(Given information)
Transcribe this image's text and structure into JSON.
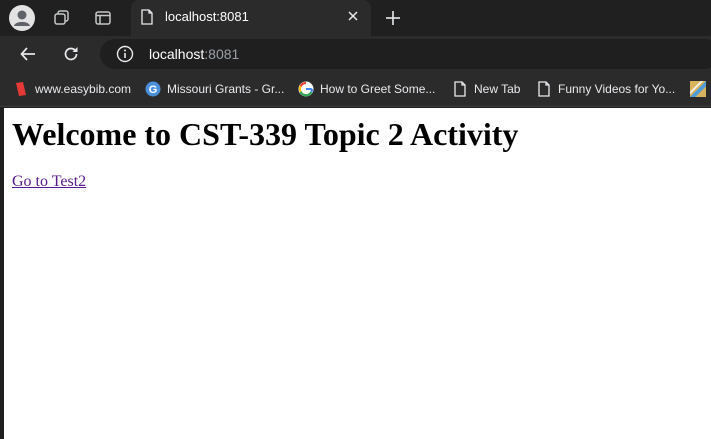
{
  "browser": {
    "tab": {
      "title": "localhost:8081"
    },
    "address": {
      "host": "localhost",
      "port": ":8081"
    },
    "bookmarks": [
      {
        "label": "www.easybib.com",
        "icon": "easybib-icon"
      },
      {
        "label": "Missouri Grants - Gr...",
        "icon": "google-favicon-icon"
      },
      {
        "label": "How to Greet Some...",
        "icon": "google-favicon-icon"
      },
      {
        "label": "New Tab",
        "icon": "page-icon"
      },
      {
        "label": "Funny Videos for Yo...",
        "icon": "page-icon"
      }
    ]
  },
  "page": {
    "heading": "Welcome to CST-339 Topic 2 Activity",
    "link_text": "Go to Test2"
  },
  "colors": {
    "chrome_dark": "#202020",
    "toolbar": "#2b2b2b",
    "visited_link": "#551a8b"
  }
}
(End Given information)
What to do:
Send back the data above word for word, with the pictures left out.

Your solution:
Transcribe this image's text and structure into JSON.
{
  "browser": {
    "tab": {
      "title": "localhost:8081"
    },
    "address": {
      "host": "localhost",
      "port": ":8081"
    },
    "bookmarks": [
      {
        "label": "www.easybib.com",
        "icon": "easybib-icon"
      },
      {
        "label": "Missouri Grants - Gr...",
        "icon": "google-favicon-icon"
      },
      {
        "label": "How to Greet Some...",
        "icon": "google-favicon-icon"
      },
      {
        "label": "New Tab",
        "icon": "page-icon"
      },
      {
        "label": "Funny Videos for Yo...",
        "icon": "page-icon"
      }
    ]
  },
  "page": {
    "heading": "Welcome to CST-339 Topic 2 Activity",
    "link_text": "Go to Test2"
  },
  "colors": {
    "chrome_dark": "#202020",
    "toolbar": "#2b2b2b",
    "visited_link": "#551a8b"
  }
}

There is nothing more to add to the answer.